A few Umayyad troops succeeded in breaking into the square and went directly for Charles, but his liege men surrounded him and would not be broken. The battle was still in flux when rumors went through the Muslim host that Charles’ men had broken into the Umayyad base camp. Afraid of having the loot they had plundered at Bordeaux taken from them, many of them broke off the battle to return to camp. Abdul Rahman was trying to stop the retreat, when he was surrounded and killed.
Wary of a “feigned flight” attack, the Franks resumed their phalanx. There they stood all night and into the next day, until it was discovered that the Islamic host had fled in the night.
Following the Battle of Tours, (Poitiers), the bastard son of Pepin and father of Charlemagne would, henceforward and forever, be known as Charles “the Hammer” Martel.
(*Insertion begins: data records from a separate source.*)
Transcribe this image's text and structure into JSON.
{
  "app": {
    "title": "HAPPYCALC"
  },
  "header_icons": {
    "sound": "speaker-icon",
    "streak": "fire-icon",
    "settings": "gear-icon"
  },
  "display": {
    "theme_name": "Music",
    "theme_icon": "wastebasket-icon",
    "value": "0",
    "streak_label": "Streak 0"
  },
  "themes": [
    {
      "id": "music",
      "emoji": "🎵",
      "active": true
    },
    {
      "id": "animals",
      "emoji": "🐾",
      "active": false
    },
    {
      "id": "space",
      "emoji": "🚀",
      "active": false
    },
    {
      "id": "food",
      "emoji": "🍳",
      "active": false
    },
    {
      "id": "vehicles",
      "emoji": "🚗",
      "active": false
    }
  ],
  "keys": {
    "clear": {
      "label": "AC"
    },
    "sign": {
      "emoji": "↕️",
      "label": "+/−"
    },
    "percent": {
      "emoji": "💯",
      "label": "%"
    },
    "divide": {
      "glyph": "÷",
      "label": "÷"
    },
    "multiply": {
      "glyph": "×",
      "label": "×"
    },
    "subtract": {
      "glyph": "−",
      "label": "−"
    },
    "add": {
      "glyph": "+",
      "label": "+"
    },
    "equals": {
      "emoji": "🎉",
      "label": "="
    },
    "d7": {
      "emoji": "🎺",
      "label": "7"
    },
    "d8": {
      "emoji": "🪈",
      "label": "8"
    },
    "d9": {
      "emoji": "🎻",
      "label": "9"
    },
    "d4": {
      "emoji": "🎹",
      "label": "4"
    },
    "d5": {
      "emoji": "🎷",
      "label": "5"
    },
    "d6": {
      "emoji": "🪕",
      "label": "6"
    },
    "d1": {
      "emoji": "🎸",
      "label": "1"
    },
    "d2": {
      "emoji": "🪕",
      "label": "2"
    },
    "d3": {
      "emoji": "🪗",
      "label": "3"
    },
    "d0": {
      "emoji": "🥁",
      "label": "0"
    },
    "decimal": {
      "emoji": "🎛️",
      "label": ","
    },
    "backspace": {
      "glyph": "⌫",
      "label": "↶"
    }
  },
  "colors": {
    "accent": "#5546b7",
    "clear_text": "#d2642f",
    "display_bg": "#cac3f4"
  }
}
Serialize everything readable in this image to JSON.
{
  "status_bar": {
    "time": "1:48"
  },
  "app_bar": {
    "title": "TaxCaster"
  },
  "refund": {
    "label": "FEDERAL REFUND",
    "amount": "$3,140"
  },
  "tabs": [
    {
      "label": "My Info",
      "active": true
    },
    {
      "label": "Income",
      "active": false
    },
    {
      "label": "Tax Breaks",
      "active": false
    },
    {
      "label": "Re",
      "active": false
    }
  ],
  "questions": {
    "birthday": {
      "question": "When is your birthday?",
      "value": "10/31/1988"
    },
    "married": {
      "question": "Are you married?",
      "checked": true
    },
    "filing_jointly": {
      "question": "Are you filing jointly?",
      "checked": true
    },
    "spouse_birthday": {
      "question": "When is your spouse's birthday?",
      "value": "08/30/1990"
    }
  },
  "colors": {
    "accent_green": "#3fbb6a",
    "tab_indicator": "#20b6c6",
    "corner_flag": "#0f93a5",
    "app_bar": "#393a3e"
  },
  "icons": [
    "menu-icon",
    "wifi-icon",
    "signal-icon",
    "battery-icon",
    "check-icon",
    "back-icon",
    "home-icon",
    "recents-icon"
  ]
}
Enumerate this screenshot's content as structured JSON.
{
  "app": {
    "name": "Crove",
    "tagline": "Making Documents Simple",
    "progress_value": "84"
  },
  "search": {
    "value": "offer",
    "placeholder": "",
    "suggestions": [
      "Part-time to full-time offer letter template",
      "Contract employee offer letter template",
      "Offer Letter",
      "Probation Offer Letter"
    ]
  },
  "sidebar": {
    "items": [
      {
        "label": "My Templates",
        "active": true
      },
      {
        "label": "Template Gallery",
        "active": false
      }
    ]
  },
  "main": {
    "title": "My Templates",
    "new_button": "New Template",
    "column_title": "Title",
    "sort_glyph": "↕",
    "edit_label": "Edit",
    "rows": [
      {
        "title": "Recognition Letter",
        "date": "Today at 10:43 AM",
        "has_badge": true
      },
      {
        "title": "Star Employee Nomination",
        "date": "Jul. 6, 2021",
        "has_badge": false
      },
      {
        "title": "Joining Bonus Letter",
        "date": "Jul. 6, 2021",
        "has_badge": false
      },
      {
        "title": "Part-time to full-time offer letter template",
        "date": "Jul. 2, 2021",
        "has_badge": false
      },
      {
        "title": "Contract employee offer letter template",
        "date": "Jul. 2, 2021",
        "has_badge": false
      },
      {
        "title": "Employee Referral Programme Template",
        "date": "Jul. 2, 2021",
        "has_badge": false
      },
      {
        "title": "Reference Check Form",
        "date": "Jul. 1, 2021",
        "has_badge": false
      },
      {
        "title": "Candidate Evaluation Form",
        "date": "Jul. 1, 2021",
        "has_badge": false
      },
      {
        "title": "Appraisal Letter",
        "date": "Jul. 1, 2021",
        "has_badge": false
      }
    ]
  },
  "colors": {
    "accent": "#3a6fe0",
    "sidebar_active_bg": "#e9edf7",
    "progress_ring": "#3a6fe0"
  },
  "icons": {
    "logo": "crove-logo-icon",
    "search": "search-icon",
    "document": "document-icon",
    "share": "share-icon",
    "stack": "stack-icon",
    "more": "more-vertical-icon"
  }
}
The threat was far from over in 732. New Umayyad assaults would threaten northern Europe in 736 and 739, until internal conflicts divided the Caliphate against itself, the feudal Arab Empire of the Umayyads falling to the multi-ethnic Empire of the Abbassid Caliphate of Baghdad in 750, the third Caliphate in the early history of Islam.
The reconquest of “al-Andalus” would be another 760 years, in the making. The “Golden age” of Islam ended with the sack of Baghdad in 1268 by the Mongols of Hulagu Khan, making way for the rise of the Ottoman Empire of the Seljuq Turk. Forces of this “Ottoman Caliphate” conquered the last vestige of the eastern Roman empire in 1453.
Ottoman forces attempted the conquest of Europe from the east, taking Vienna under siege in 1529 and again in 1683, as well as Malta, in 1565. Famagusta, the last Christian possession in the eastern Mediterranean island nation of Cyprus, held out for eleven months, in 1570-1. 8,500 Venetian defenders, against the 200,000-strong Ottoman forces under General Lala Mustafa Pasha.
Commander Marcantonio Bragadin would be flayed alive and stuffed with straw as a grisly trophy of war, together with the heads of the Venetian commanders, Astorre Baglioni, Alvise Martinengo and Gianantonio Querini. Yet this desperate and doomed defense of the last stronghold on Cyprus bought Pope Pius V time to cobble together an anti-Ottoman “Holy League” coalition among the Catholic states of Europe. Ottoman naval power was destroyed for all time in 1571 near a place called Lepanto. The largest naval battle in Western history, since classical antiquity.
Conflict between Cross and Crescent would continue far into the future of Charles Martel, but, Christian Europe would never again, be so grievously challenged.